* _What you will do_
All the records that follow need to be reproduced exactly. Omit the images.

* _Website and app data records_
++++++++++++++++++++

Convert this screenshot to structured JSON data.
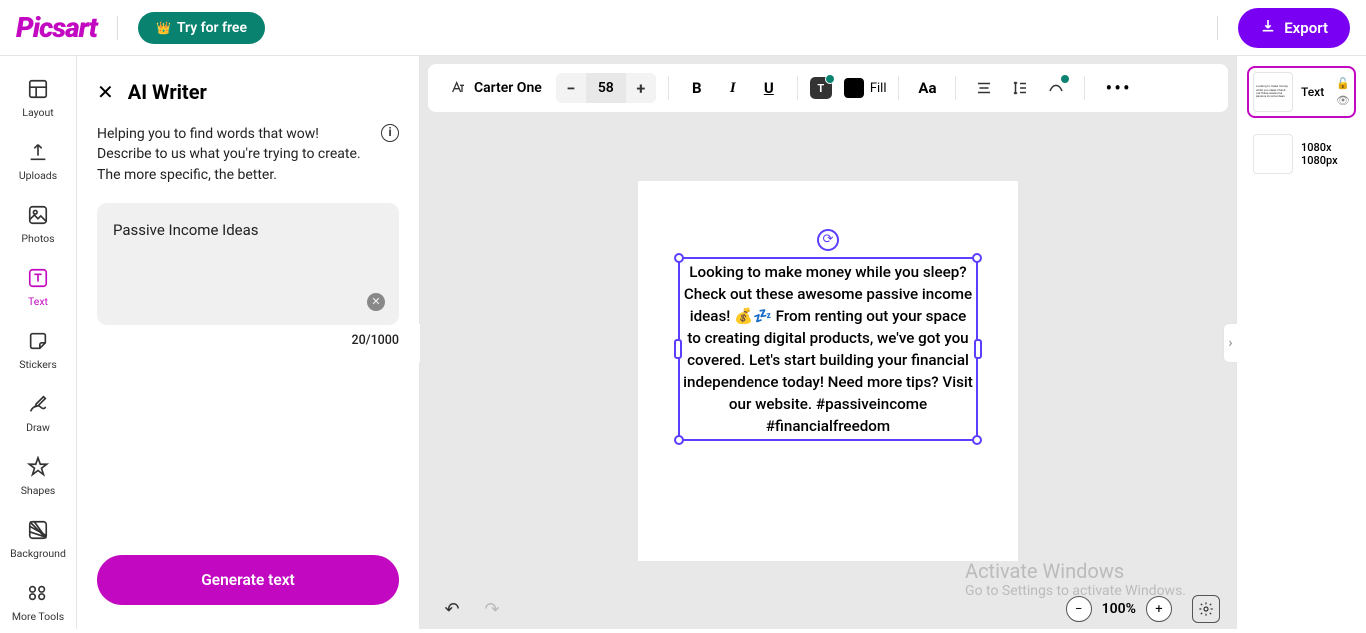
{
  "header": {
    "logo": "Picsart",
    "try_free": "Try for free",
    "export": "Export"
  },
  "rail": {
    "layout": "Layout",
    "uploads": "Uploads",
    "photos": "Photos",
    "text": "Text",
    "stickers": "Stickers",
    "draw": "Draw",
    "shapes": "Shapes",
    "background": "Background",
    "more": "More Tools"
  },
  "ai": {
    "title": "AI Writer",
    "desc": "Helping you to find words that wow! Describe to us what you're trying to create. The more specific, the better.",
    "input": "Passive Income Ideas",
    "count": "20/1000",
    "generate": "Generate text"
  },
  "toolbar": {
    "font": "Carter One",
    "size": "58",
    "fill": "Fill",
    "aa": "Aa"
  },
  "canvas": {
    "text": "Looking to make money while you sleep? Check out these awesome passive income ideas! 💰💤 From renting out your space to creating digital products, we've got you covered. Let's start building your financial independence today! Need more tips? Visit our website. #passiveincome #financialfreedom"
  },
  "layers": {
    "text_label": "Text",
    "size_label": "1080x 1080px"
  },
  "zoom": {
    "value": "100%"
  },
  "watermark": {
    "title": "Activate Windows",
    "sub": "Go to Settings to activate Windows."
  }
}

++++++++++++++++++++

* _Your response_
Convert this screenshot to structured JSON data.
{
  "header": {
    "logo": "Picsart",
    "try_free": "Try for free",
    "export": "Export"
  },
  "rail": {
    "layout": "Layout",
    "uploads": "Uploads",
    "photos": "Photos",
    "text": "Text",
    "stickers": "Stickers",
    "draw": "Draw",
    "shapes": "Shapes",
    "background": "Background",
    "more": "More Tools"
  },
  "ai": {
    "title": "AI Writer",
    "desc": "Helping you to find words that wow! Describe to us what you're trying to create. The more specific, the better.",
    "input": "Passive Income Ideas",
    "count": "20/1000",
    "generate": "Generate text"
  },
  "toolbar": {
    "font": "Carter One",
    "size": "58",
    "fill": "Fill",
    "aa": "Aa"
  },
  "canvas": {
    "text": "Looking to make money while you sleep? Check out these awesome passive income ideas! 💰💤 From renting out your space to creating digital products, we've got you covered. Let's start building your financial independence today! Need more tips? Visit our website. #passiveincome #financialfreedom"
  },
  "layers": {
    "text_label": "Text",
    "size_label": "1080x 1080px"
  },
  "zoom": {
    "value": "100%"
  },
  "watermark": {
    "title": "Activate Windows",
    "sub": "Go to Settings to activate Windows."
  }
}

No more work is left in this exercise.